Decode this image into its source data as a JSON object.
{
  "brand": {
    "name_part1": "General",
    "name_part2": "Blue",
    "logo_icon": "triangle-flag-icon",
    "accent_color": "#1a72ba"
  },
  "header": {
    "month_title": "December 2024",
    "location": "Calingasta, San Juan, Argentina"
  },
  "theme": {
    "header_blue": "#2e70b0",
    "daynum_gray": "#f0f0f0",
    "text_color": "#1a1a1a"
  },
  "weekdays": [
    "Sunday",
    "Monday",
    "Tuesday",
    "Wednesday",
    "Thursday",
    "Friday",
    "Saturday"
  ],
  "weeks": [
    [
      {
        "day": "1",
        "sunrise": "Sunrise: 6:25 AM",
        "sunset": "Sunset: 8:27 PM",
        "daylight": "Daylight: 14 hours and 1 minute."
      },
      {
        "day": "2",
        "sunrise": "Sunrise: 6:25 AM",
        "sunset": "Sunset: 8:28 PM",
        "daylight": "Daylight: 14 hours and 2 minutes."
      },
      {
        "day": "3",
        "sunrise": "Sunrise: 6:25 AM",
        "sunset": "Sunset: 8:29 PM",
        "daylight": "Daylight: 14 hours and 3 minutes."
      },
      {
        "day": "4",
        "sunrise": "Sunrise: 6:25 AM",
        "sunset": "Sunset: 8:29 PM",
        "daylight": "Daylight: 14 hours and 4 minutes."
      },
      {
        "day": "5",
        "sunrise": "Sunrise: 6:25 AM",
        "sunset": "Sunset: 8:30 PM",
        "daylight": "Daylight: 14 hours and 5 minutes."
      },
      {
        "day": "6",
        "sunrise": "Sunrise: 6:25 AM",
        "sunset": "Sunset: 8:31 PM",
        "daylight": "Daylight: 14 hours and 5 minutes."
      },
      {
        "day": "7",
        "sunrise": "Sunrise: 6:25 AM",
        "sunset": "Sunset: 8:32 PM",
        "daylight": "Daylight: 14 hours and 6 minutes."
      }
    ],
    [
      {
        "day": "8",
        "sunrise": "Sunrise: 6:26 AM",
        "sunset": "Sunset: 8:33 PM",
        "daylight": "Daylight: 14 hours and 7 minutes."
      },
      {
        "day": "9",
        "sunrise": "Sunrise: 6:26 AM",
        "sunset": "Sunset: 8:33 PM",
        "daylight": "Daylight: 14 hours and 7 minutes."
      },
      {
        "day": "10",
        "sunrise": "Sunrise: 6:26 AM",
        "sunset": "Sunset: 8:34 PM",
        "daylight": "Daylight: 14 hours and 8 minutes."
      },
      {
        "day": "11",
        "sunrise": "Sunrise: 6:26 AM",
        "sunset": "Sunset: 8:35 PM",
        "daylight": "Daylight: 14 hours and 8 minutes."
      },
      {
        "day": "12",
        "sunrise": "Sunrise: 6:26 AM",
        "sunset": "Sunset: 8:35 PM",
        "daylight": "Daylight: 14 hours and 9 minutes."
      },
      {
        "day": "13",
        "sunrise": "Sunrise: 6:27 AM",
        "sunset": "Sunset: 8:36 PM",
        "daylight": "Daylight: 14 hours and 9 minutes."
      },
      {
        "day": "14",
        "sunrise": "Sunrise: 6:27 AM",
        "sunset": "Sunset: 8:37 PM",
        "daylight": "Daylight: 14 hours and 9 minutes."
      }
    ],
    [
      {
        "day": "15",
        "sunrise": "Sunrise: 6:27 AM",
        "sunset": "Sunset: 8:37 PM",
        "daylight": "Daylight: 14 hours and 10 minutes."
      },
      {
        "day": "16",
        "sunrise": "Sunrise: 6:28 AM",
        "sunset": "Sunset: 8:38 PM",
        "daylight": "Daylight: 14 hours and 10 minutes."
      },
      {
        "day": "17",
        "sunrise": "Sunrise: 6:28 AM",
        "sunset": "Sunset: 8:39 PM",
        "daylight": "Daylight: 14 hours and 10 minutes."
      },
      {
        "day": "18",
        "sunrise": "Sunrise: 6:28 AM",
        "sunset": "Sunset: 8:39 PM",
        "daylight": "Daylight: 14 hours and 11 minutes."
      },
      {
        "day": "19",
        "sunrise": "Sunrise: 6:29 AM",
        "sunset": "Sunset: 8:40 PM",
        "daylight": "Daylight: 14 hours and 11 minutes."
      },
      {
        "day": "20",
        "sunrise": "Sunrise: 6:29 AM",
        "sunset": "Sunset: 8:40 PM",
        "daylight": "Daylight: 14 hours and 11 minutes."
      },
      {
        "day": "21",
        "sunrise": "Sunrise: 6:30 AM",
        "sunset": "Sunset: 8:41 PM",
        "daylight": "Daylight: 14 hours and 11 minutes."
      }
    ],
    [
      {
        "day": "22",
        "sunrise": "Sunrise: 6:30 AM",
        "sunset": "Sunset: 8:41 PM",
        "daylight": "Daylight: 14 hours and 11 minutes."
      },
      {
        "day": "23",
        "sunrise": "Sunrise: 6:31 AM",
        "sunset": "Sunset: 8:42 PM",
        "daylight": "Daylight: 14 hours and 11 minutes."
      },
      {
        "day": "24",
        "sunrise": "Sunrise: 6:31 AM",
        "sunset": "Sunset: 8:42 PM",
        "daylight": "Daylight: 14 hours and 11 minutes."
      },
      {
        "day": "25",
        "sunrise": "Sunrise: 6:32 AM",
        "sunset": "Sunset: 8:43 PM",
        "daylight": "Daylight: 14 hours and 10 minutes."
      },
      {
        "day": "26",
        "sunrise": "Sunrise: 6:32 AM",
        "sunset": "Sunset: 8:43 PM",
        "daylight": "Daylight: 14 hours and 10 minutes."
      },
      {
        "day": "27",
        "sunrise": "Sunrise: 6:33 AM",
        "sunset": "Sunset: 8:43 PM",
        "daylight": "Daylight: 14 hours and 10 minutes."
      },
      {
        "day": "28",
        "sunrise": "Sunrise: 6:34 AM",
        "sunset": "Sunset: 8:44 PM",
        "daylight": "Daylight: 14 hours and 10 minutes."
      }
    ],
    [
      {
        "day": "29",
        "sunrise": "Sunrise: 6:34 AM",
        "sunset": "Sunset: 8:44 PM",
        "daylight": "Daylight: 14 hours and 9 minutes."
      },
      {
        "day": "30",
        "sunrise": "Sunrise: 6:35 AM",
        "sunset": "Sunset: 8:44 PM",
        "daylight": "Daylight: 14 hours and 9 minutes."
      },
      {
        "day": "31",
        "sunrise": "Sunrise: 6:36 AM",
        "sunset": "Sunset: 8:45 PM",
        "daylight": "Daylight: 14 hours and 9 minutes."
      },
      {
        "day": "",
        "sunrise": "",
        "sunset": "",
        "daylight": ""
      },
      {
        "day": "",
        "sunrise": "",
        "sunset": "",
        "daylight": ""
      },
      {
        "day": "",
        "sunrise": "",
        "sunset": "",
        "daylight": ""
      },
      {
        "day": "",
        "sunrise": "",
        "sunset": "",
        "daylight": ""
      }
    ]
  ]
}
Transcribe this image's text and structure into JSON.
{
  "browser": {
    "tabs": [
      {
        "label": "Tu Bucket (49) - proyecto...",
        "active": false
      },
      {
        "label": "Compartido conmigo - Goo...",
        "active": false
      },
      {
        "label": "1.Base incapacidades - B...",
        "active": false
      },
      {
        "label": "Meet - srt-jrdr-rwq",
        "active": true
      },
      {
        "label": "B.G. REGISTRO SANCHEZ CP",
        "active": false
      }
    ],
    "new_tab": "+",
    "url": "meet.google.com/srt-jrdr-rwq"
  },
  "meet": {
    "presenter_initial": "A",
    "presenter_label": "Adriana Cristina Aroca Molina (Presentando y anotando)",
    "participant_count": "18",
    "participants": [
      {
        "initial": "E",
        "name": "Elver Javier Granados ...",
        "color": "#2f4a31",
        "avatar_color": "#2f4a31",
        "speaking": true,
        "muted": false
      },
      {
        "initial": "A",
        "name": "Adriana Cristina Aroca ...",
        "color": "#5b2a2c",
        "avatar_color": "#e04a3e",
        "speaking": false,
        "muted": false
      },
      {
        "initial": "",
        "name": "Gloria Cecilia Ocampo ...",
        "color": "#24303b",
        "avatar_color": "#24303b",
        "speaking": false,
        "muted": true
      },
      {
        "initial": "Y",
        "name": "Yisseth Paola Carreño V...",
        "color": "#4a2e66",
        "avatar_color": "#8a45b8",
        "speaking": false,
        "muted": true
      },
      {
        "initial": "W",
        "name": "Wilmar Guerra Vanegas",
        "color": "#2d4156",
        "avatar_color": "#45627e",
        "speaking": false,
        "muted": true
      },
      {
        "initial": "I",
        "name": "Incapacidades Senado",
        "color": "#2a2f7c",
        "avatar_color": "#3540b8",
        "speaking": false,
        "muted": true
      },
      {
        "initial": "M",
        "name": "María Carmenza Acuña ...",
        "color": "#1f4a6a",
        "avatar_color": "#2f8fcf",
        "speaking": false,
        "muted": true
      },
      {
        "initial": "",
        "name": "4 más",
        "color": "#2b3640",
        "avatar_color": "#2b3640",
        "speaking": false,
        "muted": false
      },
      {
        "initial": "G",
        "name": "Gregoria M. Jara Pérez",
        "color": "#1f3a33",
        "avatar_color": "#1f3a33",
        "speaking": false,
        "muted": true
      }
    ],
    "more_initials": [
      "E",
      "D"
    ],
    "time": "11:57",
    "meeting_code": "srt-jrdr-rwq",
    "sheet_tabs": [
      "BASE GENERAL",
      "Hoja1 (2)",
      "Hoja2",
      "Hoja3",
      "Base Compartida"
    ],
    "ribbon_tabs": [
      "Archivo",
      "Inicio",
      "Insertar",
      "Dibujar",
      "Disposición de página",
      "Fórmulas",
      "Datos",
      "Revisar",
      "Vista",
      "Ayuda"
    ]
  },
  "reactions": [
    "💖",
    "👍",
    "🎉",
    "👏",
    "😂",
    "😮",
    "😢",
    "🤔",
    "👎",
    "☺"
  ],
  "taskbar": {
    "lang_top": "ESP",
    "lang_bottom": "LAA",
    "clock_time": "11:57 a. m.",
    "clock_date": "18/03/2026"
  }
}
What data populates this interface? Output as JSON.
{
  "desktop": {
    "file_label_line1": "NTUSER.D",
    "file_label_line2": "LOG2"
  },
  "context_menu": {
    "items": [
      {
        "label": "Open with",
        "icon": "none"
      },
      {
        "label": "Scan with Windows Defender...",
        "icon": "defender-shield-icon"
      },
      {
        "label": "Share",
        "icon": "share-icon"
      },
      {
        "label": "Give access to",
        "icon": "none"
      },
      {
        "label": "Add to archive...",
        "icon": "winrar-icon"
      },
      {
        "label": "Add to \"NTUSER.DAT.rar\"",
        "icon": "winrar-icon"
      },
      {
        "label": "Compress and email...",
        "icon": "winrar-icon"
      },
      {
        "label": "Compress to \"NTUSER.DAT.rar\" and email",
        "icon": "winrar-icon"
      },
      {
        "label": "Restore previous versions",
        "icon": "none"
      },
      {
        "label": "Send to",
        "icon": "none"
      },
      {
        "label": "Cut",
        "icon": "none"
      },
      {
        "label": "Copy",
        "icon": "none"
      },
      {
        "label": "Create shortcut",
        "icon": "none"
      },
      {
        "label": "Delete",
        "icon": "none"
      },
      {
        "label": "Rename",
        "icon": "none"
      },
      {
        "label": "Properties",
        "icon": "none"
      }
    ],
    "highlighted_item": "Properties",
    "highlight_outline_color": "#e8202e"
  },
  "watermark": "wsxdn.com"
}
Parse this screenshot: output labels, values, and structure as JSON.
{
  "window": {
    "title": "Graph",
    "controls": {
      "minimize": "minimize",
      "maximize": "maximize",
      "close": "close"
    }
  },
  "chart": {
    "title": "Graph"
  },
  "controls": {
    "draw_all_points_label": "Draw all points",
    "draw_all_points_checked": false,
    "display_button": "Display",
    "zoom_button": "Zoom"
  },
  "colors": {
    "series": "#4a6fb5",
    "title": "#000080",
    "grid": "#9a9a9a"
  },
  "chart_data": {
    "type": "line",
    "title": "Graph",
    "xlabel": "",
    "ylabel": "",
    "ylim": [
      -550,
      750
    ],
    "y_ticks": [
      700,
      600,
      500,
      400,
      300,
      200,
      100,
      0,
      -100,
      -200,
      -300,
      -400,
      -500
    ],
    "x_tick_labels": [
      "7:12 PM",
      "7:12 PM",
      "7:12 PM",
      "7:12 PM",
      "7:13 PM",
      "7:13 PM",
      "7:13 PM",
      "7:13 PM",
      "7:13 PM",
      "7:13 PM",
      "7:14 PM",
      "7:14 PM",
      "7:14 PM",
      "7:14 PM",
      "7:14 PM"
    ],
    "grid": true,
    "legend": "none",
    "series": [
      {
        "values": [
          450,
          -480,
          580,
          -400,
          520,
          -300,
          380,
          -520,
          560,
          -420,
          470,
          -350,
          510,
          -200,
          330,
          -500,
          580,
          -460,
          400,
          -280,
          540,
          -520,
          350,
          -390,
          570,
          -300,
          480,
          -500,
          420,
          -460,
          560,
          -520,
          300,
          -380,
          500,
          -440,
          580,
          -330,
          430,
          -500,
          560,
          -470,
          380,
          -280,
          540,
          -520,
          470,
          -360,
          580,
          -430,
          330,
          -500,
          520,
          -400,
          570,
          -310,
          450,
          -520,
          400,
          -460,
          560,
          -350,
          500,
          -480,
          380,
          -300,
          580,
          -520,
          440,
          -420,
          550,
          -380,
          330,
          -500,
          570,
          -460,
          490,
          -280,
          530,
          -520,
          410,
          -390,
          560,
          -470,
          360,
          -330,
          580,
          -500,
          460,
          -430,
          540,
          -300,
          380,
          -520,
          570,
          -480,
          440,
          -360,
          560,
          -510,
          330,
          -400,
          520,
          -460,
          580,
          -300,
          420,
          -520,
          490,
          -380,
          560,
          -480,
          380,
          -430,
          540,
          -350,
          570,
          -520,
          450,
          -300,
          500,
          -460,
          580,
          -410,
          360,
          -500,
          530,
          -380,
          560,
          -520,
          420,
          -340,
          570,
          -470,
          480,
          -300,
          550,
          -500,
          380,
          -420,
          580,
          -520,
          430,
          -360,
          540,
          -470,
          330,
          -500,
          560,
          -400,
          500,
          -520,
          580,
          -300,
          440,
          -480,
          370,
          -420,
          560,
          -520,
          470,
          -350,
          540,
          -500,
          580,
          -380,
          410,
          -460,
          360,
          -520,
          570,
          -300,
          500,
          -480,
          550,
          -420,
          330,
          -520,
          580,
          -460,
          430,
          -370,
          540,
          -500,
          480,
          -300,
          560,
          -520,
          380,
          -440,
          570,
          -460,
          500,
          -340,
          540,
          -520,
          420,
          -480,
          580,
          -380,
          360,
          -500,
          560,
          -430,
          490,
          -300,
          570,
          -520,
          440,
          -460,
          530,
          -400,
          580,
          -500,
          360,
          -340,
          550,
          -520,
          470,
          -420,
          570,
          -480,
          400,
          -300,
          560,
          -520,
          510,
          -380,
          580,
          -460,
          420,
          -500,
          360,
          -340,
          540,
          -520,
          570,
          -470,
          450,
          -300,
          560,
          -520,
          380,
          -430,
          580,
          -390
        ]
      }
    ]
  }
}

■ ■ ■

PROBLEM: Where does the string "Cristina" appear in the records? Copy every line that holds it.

RESULT OF THIS EXERCISE:
    "presenter_label": "Adriana Cristina Aroca Molina (Presentando y anotando)",
        "name": "Adriana Cristina Aroca ...",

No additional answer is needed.